In my over 29 years of being in my business, the biggest lesson I have learned is the I importance of dealing with the retirement emotion by the concept of helping vs. selling.
When my career began in 1991, it was only about selling, showing product and getting the application signed regardless if it fit the prospect and their family or not. Just make the sale. I was taught these bad habits and they were tough to break because we were not fact-finding or trying to do what is best for the client.
(Related: Back to the Future of Life Insurance)
Fast forward to my current business, and I could not even imagine product selling without knowing that it fits the need. My process now is mandatory that I begin to attempt to create a bond of trust. I am asking questions, and they feel that I am trying to help them solve their objective and what they want to accomplish, rather than to try and sell them a product.
Developing that type of connection and bond can be done over the phone even before meeting in person, and within a short period of time if the advisor is trying to help rather than sell. Creating a bond of trust is vital, or they will never go forward with the process.
Another way of helping the client is to teach them how we can help them control their emotions with some of their retirement savings and to be able to be satisfied with their decisions. When I ask the question, “How did your investments do during 2000-20002 and 2008,” most say that they really experienced heavy losses, I then relate that experience to their emotional thoughts at that time.

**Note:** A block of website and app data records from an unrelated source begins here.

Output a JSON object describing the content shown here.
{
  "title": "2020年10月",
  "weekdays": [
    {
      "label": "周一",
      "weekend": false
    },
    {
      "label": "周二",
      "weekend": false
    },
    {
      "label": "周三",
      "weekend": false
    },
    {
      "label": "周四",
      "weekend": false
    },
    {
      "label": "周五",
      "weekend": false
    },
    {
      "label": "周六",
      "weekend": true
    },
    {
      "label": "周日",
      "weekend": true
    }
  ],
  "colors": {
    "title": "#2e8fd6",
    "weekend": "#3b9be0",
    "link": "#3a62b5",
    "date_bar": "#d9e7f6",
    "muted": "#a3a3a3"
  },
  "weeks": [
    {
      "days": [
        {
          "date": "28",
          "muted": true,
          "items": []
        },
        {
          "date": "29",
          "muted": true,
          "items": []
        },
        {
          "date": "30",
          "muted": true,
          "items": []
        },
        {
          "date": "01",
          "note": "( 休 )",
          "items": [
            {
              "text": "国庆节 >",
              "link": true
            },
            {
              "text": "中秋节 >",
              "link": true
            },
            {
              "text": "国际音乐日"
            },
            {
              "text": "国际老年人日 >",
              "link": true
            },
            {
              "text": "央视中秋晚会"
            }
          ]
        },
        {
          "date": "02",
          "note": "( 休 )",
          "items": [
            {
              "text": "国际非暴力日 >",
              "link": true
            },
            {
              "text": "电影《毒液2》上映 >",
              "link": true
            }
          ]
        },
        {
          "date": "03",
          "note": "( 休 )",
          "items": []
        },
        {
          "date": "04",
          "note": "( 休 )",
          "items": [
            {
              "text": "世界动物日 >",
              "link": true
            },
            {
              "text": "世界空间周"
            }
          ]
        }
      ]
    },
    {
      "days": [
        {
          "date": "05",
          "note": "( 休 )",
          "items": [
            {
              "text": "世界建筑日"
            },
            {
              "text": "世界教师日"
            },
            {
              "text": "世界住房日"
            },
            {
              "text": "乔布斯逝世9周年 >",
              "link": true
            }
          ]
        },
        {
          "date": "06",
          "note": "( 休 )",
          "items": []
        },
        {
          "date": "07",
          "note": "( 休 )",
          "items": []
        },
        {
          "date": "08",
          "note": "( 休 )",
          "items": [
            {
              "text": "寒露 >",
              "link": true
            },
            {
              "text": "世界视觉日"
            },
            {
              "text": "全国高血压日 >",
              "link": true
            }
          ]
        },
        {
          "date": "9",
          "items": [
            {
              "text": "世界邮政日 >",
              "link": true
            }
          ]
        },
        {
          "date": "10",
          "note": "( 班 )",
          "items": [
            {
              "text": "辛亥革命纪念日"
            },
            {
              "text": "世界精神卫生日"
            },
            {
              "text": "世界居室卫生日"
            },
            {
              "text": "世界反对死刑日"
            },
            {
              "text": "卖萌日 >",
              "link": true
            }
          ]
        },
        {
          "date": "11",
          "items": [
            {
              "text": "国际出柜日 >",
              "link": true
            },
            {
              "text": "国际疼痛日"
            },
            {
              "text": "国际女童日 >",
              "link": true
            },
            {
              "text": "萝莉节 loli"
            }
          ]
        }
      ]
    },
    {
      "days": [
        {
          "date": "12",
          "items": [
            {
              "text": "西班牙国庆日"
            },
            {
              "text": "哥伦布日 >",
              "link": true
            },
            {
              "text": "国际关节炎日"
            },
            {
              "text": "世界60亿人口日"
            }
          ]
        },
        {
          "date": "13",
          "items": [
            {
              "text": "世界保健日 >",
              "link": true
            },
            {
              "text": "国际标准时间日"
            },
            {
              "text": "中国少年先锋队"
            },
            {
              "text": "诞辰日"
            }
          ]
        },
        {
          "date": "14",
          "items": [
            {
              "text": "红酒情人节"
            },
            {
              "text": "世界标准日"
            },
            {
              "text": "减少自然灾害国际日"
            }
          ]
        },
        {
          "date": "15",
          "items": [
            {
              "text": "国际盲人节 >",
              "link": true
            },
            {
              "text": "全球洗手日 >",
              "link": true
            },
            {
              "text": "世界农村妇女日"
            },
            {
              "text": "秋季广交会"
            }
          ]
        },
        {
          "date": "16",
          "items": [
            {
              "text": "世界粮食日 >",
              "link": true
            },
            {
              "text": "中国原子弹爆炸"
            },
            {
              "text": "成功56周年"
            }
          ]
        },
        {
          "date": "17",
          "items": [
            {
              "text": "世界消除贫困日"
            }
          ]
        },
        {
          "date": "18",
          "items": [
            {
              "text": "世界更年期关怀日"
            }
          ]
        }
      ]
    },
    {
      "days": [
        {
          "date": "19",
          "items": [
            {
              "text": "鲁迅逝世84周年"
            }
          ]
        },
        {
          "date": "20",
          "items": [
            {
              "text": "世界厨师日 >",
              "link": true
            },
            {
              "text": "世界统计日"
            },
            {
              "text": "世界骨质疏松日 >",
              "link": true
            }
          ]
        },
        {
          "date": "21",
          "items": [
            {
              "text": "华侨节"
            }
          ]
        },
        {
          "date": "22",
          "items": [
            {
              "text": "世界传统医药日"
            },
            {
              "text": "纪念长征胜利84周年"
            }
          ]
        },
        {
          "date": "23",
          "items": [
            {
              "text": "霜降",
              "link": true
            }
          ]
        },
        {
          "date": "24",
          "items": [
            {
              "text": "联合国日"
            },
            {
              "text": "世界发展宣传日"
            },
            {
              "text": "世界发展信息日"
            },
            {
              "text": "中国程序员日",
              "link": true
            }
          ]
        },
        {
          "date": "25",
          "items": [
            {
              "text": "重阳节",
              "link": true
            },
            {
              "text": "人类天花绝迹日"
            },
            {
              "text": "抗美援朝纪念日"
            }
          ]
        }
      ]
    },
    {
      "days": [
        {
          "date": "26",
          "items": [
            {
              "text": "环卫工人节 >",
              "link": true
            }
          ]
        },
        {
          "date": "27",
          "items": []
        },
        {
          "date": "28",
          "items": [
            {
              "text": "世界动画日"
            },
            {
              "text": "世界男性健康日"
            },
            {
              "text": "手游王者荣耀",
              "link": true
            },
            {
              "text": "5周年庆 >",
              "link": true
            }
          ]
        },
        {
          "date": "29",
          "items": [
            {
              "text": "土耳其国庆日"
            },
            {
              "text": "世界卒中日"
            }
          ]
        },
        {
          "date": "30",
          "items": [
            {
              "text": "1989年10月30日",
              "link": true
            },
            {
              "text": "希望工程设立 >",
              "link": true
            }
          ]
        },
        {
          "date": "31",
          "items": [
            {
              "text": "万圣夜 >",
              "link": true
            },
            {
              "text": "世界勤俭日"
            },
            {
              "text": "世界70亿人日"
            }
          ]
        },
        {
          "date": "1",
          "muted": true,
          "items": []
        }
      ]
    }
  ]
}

Many responses were: “We lost so much money that we were devastated, and got sick to our stomachs,” or “we lost so much money that we pulled out of the market and have never gone back in since, even though we know that we make very little or nothing on our investments.”